I believe what OWASP are referencing is the use of TouchID Local Authentication, which isn't very secure on its own, but is unfortunately the most common implementation. Effectively all it does is check if the fingerprint was correct and return a true/false. The secrets (e.g. session IDs) aren't actually protected by the authentication mechanism. This check can be bypassed by a local attacker as they can just modify the app binary to remove the check, and iOS won't enforce any additional verification or require that the phone is actually unlocked.

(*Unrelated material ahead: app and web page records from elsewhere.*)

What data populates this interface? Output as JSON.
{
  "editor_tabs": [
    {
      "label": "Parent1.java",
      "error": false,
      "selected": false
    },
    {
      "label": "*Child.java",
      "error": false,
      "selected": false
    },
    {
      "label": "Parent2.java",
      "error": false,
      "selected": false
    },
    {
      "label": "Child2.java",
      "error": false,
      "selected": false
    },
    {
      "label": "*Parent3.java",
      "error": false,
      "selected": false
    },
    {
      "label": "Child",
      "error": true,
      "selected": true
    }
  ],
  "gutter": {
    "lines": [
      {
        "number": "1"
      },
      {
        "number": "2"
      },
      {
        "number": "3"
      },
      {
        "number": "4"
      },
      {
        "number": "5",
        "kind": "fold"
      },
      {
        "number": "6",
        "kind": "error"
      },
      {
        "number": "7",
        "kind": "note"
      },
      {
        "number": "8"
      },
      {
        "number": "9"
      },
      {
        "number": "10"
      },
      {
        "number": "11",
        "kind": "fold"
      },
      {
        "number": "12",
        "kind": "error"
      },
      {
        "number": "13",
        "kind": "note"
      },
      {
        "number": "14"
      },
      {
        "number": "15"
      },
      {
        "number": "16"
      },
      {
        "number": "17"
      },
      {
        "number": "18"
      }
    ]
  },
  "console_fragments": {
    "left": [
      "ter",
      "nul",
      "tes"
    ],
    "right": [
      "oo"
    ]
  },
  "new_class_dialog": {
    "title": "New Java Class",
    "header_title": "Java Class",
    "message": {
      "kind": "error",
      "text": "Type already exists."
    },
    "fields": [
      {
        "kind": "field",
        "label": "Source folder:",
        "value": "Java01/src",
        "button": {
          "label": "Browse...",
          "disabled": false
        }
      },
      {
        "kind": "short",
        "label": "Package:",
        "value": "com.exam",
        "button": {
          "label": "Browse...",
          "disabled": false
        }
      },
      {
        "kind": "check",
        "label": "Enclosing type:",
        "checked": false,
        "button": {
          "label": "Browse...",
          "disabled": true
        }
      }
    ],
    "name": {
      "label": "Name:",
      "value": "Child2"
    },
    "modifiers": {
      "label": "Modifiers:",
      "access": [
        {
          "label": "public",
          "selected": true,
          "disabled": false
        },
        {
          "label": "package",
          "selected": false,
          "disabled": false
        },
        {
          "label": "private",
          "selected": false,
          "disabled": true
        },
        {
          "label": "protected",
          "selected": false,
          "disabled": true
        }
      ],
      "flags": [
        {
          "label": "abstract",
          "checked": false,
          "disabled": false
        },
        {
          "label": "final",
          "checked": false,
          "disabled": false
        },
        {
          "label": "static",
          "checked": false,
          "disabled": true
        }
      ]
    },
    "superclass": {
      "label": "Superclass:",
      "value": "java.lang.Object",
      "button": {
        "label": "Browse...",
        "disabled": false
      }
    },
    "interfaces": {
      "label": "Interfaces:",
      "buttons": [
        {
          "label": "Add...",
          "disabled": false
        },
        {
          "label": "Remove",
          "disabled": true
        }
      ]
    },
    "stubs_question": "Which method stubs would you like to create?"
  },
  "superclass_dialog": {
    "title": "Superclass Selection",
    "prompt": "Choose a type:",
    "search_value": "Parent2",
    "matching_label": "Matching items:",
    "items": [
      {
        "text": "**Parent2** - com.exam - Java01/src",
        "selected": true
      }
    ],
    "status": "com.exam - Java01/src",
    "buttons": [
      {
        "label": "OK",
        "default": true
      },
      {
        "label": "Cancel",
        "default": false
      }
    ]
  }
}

OWASP generally suggests that you utilise Keychain for storing app secrets, using an access control list (ACL). This ensures that the data cannot be accessed without iOS itself performing a presence check, as per the specification of the data protection class in use (e.g.

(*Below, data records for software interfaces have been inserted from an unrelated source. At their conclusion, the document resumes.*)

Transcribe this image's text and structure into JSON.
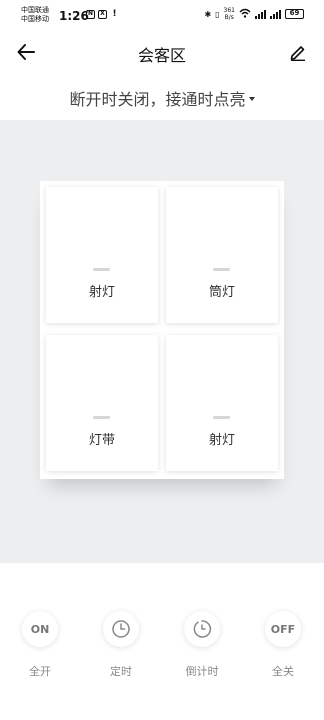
{
  "status_bar": {
    "carrier_1": "中国联通",
    "carrier_2": "中国移动",
    "time": "1:26",
    "speed_value": "361",
    "speed_unit": "B/s",
    "battery": "69"
  },
  "header": {
    "title": "会客区"
  },
  "mode": {
    "label": "断开时关闭，接通时点亮"
  },
  "panel": {
    "keys": [
      {
        "label": "射灯"
      },
      {
        "label": "筒灯"
      },
      {
        "label": "灯带"
      },
      {
        "label": "射灯"
      }
    ]
  },
  "controls": [
    {
      "icon": "ON",
      "label": "全开"
    },
    {
      "icon": "clock-icon",
      "label": "定时"
    },
    {
      "icon": "countdown-icon",
      "label": "倒计时"
    },
    {
      "icon": "OFF",
      "label": "全关"
    }
  ]
}
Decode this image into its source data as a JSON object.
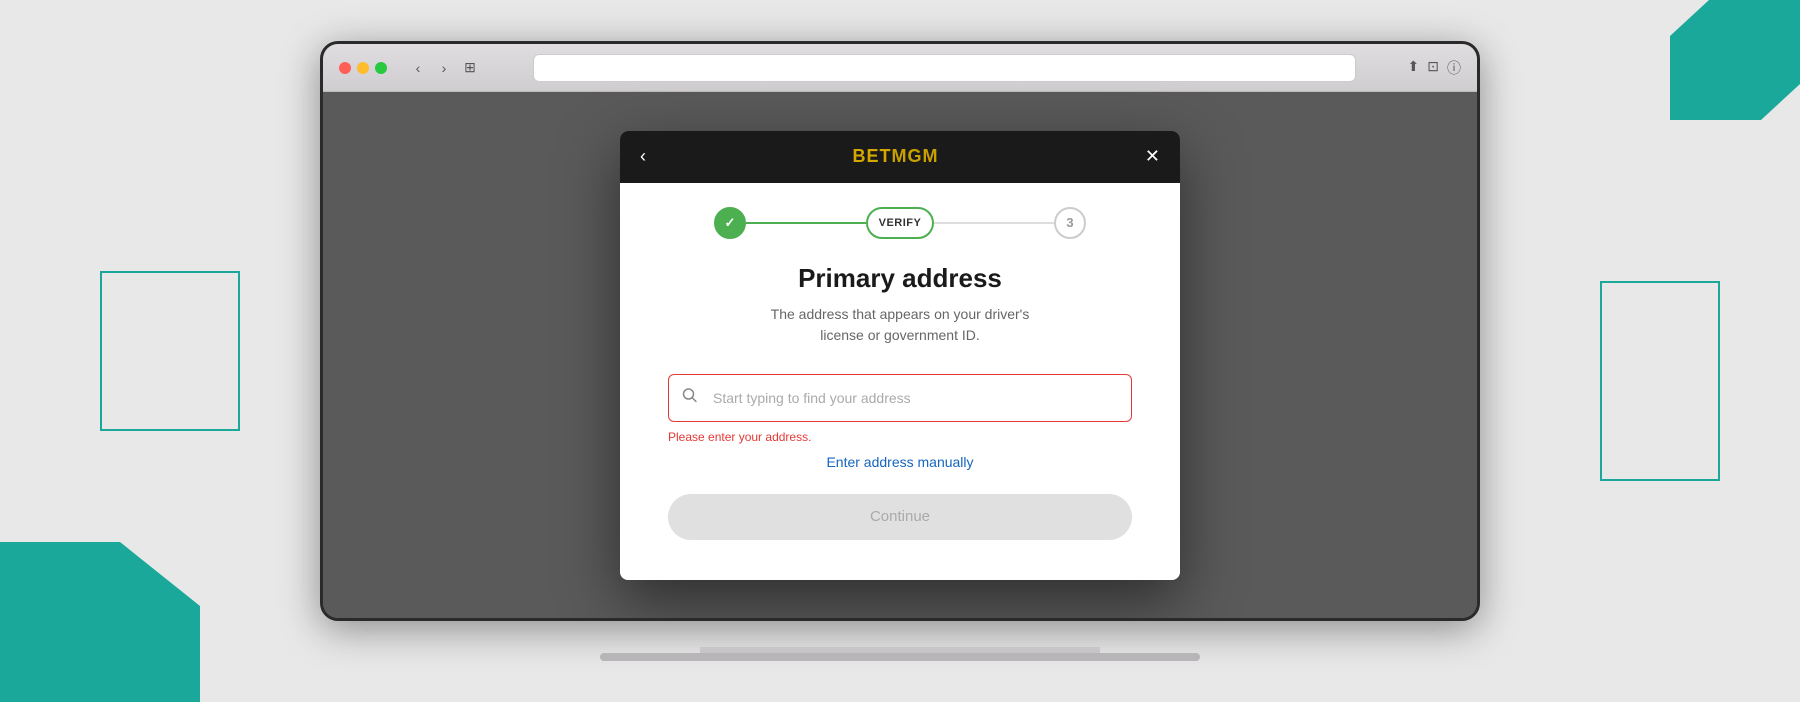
{
  "background": {
    "color": "#e8e8e8"
  },
  "browser": {
    "address_placeholder": ""
  },
  "modal": {
    "back_arrow": "‹",
    "close_icon": "✕",
    "logo_text": "BETMGM",
    "logo_bet": "BET",
    "logo_mgm": "MGM"
  },
  "stepper": {
    "step1_done": "✓",
    "step2_label": "VERIFY",
    "step3_label": "3",
    "line1_color": "#4caf50",
    "line2_color": "#ddd"
  },
  "form": {
    "title": "Primary address",
    "subtitle_line1": "The address that appears on your driver's",
    "subtitle_line2": "license or government ID.",
    "input_placeholder": "Start typing to find your address",
    "error_message": "Please enter your address.",
    "manual_link": "Enter address manually",
    "continue_button": "Continue"
  }
}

kSecAttrAccessibleWhenUnlocked means it'll only allow access to the data if the phone is unlocked). This prevents the check from being bypassed as the sensitive data is stored and protected by the OS. You can read more about this in the Encryption and Data Protection section of the iOS Security Guide [PDF].